Monica Sassatelli


Monica Sassatelli is a cultural sociologist, with particular interest in urban and European cultural policies. Her research focuses on cultural institutions and events, urban festivals and biennials in particular. Among her publications, Becoming Europeans. Cultural Identity and Cultural Policies (Palgrave, 2009) and Festivals and the Cultural Public Sphere (co-edited with L.Giorgi and G.Delanty, Routledge, 2011).

Currently she is Associate Professor at the University of Bologna, and Senior Lecturer at Goldsmiths, University of London.


Roberta Trapè

Roberta Trapè is an honorary scholar at the University of Melbourne, School of Languages ​​and Linguistics, where she worked for five years. She holds a Ph.D. in English and American Studies at the University of Florence. She deals with the contemporary literature of the English-speaking countries, and in particular of the Australian travel literature in Italy. In 2011 she published the book Imaging Italia through the eyes of contemporary Australian travelers (1990-2010), and later on numerous articles on this subject. She also wrote about notions of space and movement in contemporary society, the role of space in history and the figure of the migrant. Her research is based on constant communication with writers and writers who live in Australia and are in dialogue with Italian culture. She analyzed the work of the Australian scholar Paul Carter, who connects Italy with a series of reflections and practices on the themes of migration, citizenship and identity. She also wrote about the collaboration of artists and artists in Alice Springs and Perth for the design of public spaces through an innovative model of creative community. It is part of AILAE, founded by Renata Summo O’Connell, a non-profit European association that aims to build opportunities for dialogue and debate on art, culture and politics between Europe and the rest of the world.

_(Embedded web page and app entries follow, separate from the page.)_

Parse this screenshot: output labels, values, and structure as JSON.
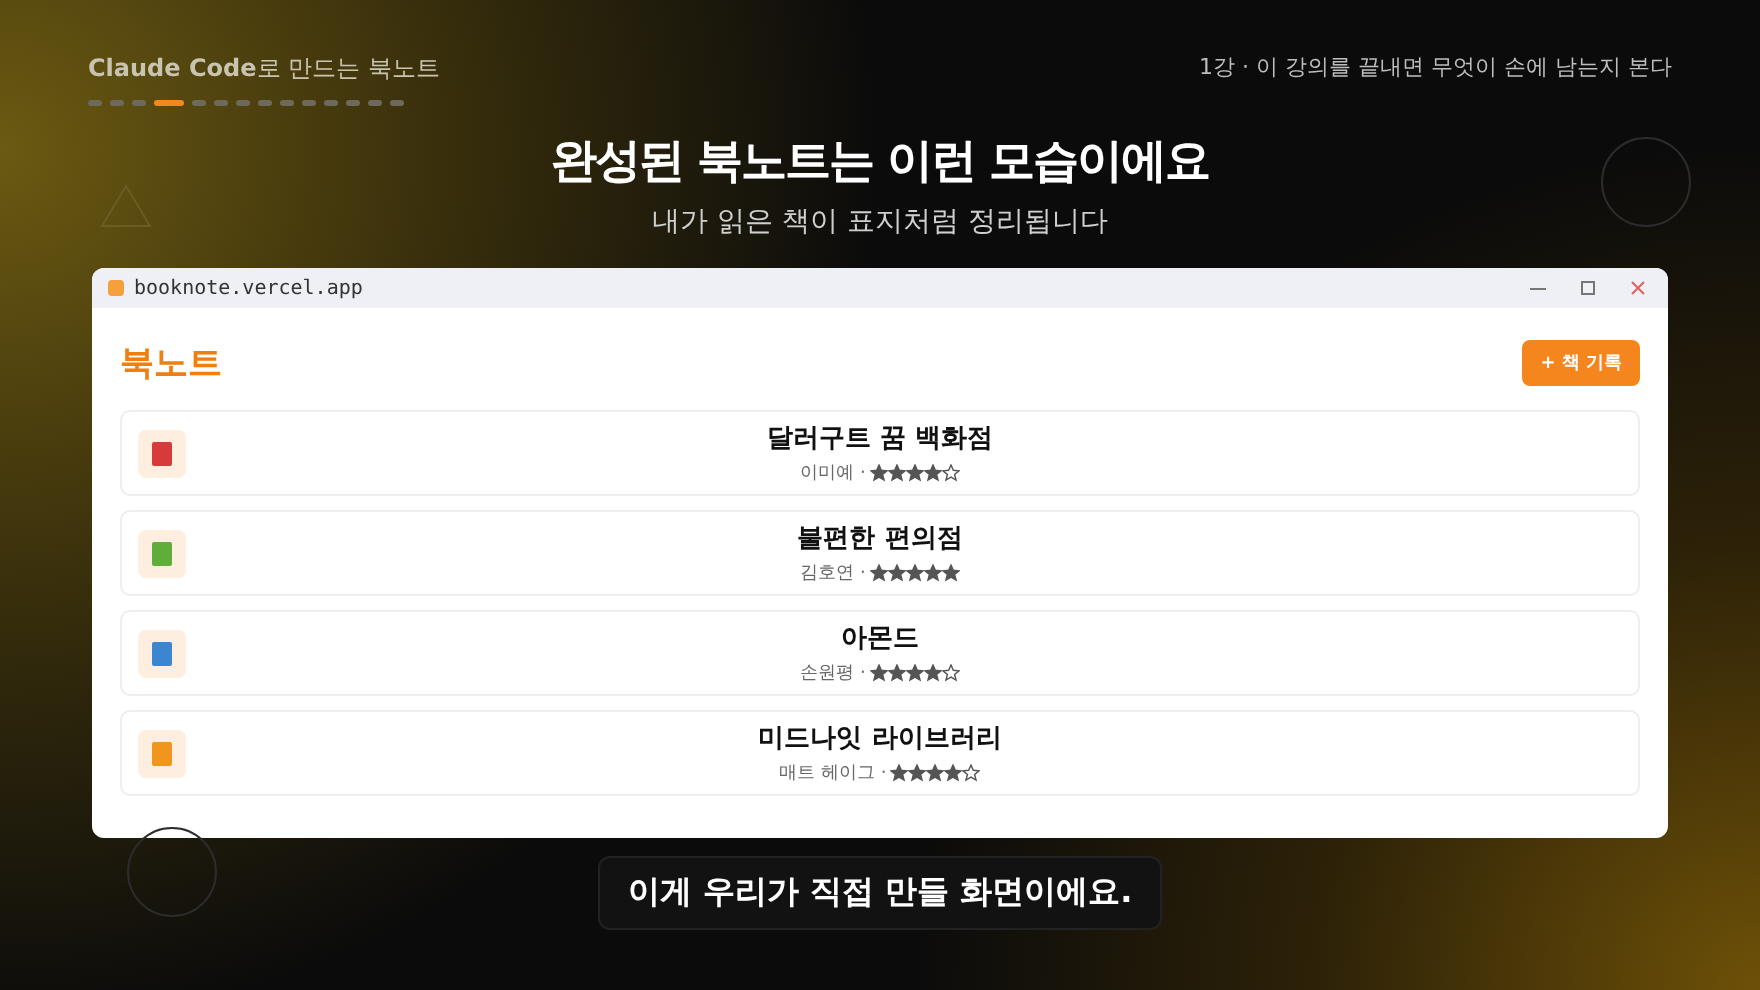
{
  "top_bar": {
    "course_title": "**Claude Code**로 만드는 북노트",
    "lesson": "1강 · 이 강의를 끝내면 무엇이 손에 남는지 본다"
  },
  "progress_steps": [
    {
      "selected": false
    },
    {
      "selected": false
    },
    {
      "selected": false
    },
    {
      "selected": true
    },
    {
      "selected": false
    },
    {
      "selected": false
    },
    {
      "selected": false
    },
    {
      "selected": false
    },
    {
      "selected": false
    },
    {
      "selected": false
    },
    {
      "selected": false
    },
    {
      "selected": false
    },
    {
      "selected": false
    },
    {
      "selected": false
    }
  ],
  "headline": "완성된 북노트는 이런 모습이에요",
  "subtitle": "내가 읽은 책이 표지처럼 정리됩니다",
  "window": {
    "url": "booknote.vercel.app",
    "app_title": "북노트",
    "add_button": "+ 책 기록",
    "books": [
      {
        "title": "달러구트 꿈 백화점",
        "author": "이미예 ·",
        "stars": 4,
        "color": "#d63a3a"
      },
      {
        "title": "불편한 편의점",
        "author": "김호연 ·",
        "stars": 5,
        "color": "#5fae3a"
      },
      {
        "title": "아몬드",
        "author": "손원평 ·",
        "stars": 4,
        "color": "#3a86d0"
      },
      {
        "title": "미드나잇 라이브러리",
        "author": "매트 헤이그 ·",
        "stars": 4,
        "color": "#f0961e"
      }
    ]
  },
  "caption": "이게 우리가 직접 만들 화면이에요."
}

This Book Was Made Possible Through the Financial Support of Artegiro Contemporary Art and of a Private Donor.

Illustration and front cover© Botticelli in Cairo (2018) by Qarm Qart